[[ The records open ]]
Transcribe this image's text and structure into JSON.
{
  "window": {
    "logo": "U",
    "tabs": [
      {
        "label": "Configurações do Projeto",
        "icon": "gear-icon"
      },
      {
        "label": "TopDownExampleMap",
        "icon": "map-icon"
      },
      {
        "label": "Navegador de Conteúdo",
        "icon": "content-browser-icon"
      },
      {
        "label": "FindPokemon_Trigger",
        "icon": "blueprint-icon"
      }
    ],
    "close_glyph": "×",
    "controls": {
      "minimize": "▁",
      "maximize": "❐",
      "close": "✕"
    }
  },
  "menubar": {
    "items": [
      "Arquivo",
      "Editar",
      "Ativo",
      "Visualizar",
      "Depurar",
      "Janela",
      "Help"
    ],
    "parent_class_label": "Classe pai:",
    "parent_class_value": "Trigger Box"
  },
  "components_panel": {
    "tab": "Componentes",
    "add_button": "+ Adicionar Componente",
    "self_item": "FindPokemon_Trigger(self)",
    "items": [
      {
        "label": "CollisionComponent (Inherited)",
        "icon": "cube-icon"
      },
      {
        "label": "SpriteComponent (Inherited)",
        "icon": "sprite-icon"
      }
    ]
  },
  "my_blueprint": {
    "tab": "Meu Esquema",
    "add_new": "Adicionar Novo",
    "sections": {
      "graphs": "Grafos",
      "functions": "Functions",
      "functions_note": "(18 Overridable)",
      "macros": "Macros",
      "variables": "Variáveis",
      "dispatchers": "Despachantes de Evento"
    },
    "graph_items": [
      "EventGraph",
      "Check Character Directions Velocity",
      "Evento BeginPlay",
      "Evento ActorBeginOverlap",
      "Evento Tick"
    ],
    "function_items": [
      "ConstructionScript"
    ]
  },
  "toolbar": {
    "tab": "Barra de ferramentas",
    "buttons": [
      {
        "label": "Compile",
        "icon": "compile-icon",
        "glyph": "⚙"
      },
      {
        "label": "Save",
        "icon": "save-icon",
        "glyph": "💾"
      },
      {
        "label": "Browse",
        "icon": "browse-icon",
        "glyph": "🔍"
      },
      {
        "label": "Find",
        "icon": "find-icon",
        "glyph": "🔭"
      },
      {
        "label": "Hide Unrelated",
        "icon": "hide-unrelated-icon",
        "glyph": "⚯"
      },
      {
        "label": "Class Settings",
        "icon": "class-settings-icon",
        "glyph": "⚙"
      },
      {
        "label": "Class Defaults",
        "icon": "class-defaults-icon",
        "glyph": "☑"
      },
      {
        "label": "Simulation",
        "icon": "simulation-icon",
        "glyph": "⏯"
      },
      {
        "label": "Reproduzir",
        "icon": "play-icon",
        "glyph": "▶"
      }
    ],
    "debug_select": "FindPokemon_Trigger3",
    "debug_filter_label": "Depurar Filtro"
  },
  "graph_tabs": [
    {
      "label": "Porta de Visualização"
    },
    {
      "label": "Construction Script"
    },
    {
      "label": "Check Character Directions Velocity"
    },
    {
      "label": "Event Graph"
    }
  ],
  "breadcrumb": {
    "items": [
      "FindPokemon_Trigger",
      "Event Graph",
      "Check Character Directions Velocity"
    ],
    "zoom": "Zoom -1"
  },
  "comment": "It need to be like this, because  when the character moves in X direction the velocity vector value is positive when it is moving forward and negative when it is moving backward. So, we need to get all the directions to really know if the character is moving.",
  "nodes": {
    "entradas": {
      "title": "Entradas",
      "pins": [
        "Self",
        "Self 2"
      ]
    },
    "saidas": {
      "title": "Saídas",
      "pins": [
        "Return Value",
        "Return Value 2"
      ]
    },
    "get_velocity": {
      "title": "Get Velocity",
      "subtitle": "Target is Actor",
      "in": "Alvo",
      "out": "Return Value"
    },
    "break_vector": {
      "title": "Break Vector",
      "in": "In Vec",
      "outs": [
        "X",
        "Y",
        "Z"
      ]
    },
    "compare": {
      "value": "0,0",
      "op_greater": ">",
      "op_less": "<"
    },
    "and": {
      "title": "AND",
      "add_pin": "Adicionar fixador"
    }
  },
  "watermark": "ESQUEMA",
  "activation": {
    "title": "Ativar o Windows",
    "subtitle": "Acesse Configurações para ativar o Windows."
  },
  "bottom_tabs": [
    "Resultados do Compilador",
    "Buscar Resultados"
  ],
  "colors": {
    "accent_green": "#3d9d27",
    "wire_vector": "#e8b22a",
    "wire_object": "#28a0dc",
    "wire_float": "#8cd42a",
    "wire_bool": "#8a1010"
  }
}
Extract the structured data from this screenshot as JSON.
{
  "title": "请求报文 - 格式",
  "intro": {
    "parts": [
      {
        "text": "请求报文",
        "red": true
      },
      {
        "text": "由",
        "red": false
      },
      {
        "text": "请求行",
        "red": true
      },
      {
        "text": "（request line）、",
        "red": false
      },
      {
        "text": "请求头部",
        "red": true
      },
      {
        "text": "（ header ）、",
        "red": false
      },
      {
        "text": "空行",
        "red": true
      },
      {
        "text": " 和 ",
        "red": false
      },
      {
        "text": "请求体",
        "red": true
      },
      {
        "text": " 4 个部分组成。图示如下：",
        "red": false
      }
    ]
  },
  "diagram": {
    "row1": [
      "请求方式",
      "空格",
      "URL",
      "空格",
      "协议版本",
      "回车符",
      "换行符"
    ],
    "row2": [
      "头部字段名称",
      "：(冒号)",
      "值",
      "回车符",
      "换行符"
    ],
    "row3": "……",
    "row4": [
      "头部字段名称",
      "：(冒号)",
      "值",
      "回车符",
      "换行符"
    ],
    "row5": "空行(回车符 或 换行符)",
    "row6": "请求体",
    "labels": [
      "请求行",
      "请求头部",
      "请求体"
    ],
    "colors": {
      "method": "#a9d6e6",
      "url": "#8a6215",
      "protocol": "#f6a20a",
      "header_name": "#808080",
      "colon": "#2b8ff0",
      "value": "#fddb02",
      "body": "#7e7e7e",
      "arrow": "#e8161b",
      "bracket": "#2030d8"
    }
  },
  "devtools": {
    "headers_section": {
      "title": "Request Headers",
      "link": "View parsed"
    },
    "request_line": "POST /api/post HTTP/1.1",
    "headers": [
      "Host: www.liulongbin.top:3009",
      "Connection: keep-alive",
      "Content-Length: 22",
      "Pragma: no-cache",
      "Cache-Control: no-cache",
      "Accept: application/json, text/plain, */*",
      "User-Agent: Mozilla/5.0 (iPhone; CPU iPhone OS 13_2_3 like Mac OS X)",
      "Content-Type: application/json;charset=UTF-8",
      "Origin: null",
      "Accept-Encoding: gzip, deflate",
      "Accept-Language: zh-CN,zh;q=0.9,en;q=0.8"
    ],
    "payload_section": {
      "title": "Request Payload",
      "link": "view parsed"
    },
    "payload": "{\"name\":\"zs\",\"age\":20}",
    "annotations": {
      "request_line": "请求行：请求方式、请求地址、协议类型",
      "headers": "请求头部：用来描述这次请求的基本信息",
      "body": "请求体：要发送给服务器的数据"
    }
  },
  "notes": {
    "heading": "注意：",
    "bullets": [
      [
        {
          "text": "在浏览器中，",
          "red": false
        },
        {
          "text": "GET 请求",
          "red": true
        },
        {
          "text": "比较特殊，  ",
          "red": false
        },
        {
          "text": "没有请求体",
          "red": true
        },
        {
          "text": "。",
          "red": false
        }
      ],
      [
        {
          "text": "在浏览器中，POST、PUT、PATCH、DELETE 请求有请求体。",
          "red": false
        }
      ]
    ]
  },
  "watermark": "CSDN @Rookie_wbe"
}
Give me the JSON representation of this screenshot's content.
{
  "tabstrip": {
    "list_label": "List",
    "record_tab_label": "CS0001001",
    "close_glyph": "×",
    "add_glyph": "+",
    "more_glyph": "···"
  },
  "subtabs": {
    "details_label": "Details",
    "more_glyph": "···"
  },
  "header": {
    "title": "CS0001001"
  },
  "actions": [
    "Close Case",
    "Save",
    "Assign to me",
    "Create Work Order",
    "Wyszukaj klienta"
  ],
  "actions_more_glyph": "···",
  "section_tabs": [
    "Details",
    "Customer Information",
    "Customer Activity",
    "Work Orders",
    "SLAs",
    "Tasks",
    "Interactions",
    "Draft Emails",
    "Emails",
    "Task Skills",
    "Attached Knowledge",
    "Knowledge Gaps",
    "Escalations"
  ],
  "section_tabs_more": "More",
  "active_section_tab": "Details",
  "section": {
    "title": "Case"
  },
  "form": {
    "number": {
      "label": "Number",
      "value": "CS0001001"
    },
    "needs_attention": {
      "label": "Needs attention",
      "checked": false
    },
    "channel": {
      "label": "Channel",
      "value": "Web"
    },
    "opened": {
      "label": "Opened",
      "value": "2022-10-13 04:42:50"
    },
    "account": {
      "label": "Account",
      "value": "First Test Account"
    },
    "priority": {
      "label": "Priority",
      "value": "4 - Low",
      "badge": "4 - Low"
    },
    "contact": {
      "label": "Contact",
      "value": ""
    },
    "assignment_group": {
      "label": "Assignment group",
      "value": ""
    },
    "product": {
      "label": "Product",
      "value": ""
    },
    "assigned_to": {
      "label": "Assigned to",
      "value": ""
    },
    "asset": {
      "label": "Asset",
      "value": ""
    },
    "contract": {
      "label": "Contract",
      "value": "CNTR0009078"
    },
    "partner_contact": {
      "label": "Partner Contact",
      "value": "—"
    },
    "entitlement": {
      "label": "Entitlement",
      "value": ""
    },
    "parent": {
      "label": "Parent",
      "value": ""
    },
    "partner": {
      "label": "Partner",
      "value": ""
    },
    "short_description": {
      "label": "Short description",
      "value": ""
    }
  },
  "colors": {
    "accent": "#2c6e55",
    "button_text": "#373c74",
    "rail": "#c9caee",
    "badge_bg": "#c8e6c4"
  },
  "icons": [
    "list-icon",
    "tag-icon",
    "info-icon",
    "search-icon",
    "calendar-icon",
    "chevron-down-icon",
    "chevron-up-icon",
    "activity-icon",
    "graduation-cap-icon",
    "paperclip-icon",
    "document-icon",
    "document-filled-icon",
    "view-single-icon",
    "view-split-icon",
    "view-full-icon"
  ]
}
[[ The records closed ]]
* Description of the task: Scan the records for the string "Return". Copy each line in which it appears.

* Task solution:
        "Return Value",
        "Return Value 2"
      "out": "Return Value"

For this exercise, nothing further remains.